Instructions for the task:
Return each record word for word, keeping none of its pictures.

Records shown START

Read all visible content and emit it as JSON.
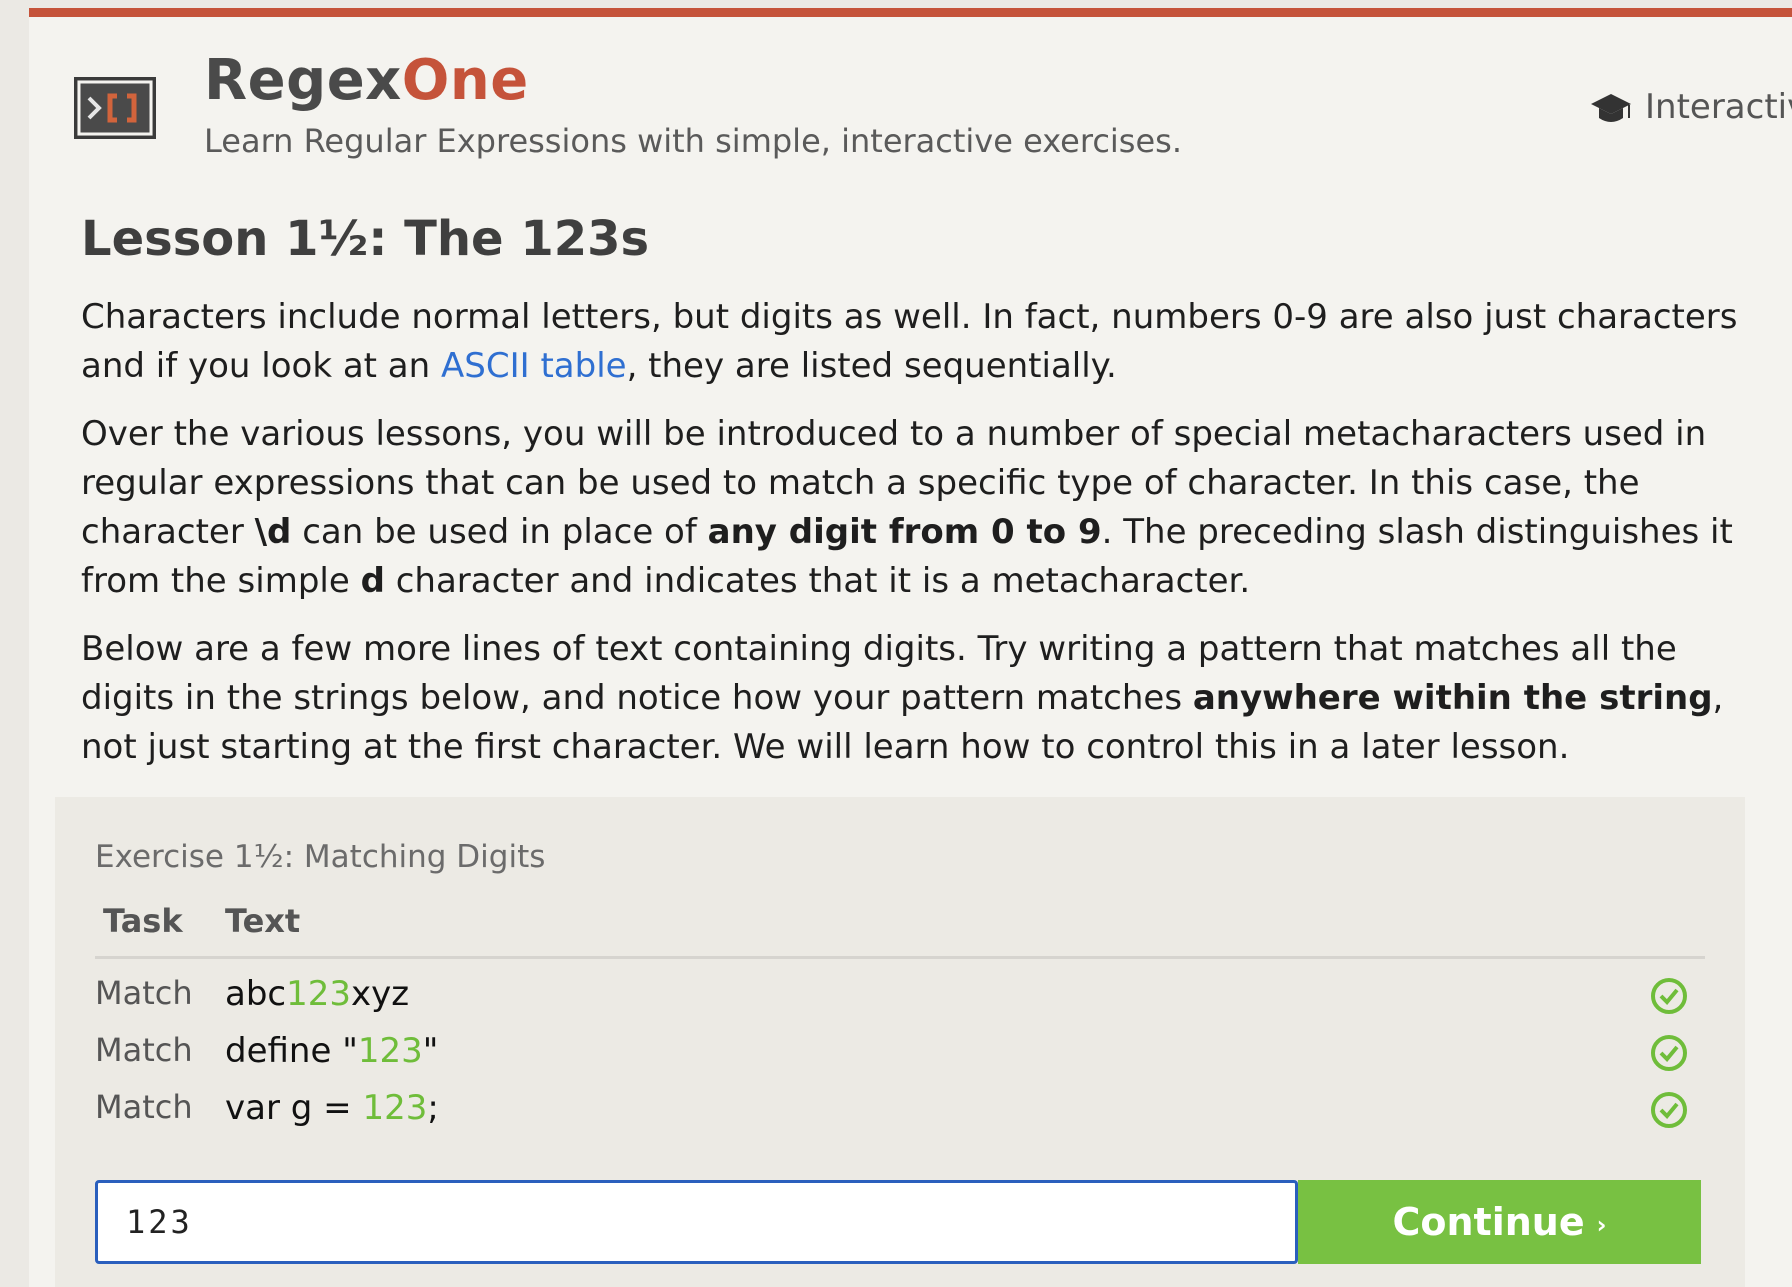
{
  "header": {
    "brand_part1": "Regex",
    "brand_part2": "One",
    "tagline": "Learn Regular Expressions with simple, interactive exercises.",
    "nav_link": "Interactive"
  },
  "lesson": {
    "title": "Lesson 1½: The 123s",
    "p1": {
      "before": "Characters include normal letters, but digits as well. In fact, numbers 0-9 are also just characters and if you look at an ",
      "link": "ASCII table",
      "after": ", they are listed sequentially."
    },
    "p2": {
      "t1": "Over the various lessons, you will be introduced to a number of special metacharacters used in regular expressions that can be used to match a specific type of character. In this case, the character ",
      "b1": "\\d",
      "t2": " can be used in place of ",
      "b2": "any digit from 0 to 9",
      "t3": ". The preceding slash distinguishes it from the simple ",
      "b3": "d",
      "t4": " character and indicates that it is a metacharacter."
    },
    "p3": {
      "t1": "Below are a few more lines of text containing digits. Try writing a pattern that matches all the digits in the strings below, and notice how your pattern matches ",
      "b1": "anywhere within the string",
      "t2": ", not just starting at the first character. We will learn how to control this in a later lesson."
    }
  },
  "exercise": {
    "title": "Exercise 1½: Matching Digits",
    "col_task": "Task",
    "col_text": "Text",
    "rows": [
      {
        "task": "Match",
        "pre": "abc",
        "match": "123",
        "post": "xyz",
        "status": "check-icon"
      },
      {
        "task": "Match",
        "pre": "define \"",
        "match": "123",
        "post": "\"",
        "status": "check-icon"
      },
      {
        "task": "Match",
        "pre": "var g = ",
        "match": "123",
        "post": ";",
        "status": "check-icon"
      }
    ],
    "input_value": "123",
    "continue_label": "Continue",
    "continue_chevron": "›"
  },
  "colors": {
    "accent": "#c5533a",
    "link": "#2f6fd1",
    "match_highlight": "#6fbd3a",
    "continue_button": "#78c142",
    "input_border": "#2a5fbd"
  }
}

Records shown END

Response box:
Read all visible content and emit it as JSON.
{
  "header": {
    "brand_part1": "Regex",
    "brand_part2": "One",
    "tagline": "Learn Regular Expressions with simple, interactive exercises.",
    "nav_link": "Interactive"
  },
  "lesson": {
    "title": "Lesson 1½: The 123s",
    "p1": {
      "before": "Characters include normal letters, but digits as well. In fact, numbers 0-9 are also just characters and if you look at an ",
      "link": "ASCII table",
      "after": ", they are listed sequentially."
    },
    "p2": {
      "t1": "Over the various lessons, you will be introduced to a number of special metacharacters used in regular expressions that can be used to match a specific type of character. In this case, the character ",
      "b1": "\\d",
      "t2": " can be used in place of ",
      "b2": "any digit from 0 to 9",
      "t3": ". The preceding slash distinguishes it from the simple ",
      "b3": "d",
      "t4": " character and indicates that it is a metacharacter."
    },
    "p3": {
      "t1": "Below are a few more lines of text containing digits. Try writing a pattern that matches all the digits in the strings below, and notice how your pattern matches ",
      "b1": "anywhere within the string",
      "t2": ", not just starting at the first character. We will learn how to control this in a later lesson."
    }
  },
  "exercise": {
    "title": "Exercise 1½: Matching Digits",
    "col_task": "Task",
    "col_text": "Text",
    "rows": [
      {
        "task": "Match",
        "pre": "abc",
        "match": "123",
        "post": "xyz",
        "status": "check-icon"
      },
      {
        "task": "Match",
        "pre": "define \"",
        "match": "123",
        "post": "\"",
        "status": "check-icon"
      },
      {
        "task": "Match",
        "pre": "var g = ",
        "match": "123",
        "post": ";",
        "status": "check-icon"
      }
    ],
    "input_value": "123",
    "continue_label": "Continue",
    "continue_chevron": "›"
  },
  "colors": {
    "accent": "#c5533a",
    "link": "#2f6fd1",
    "match_highlight": "#6fbd3a",
    "continue_button": "#78c142",
    "input_border": "#2a5fbd"
  }
}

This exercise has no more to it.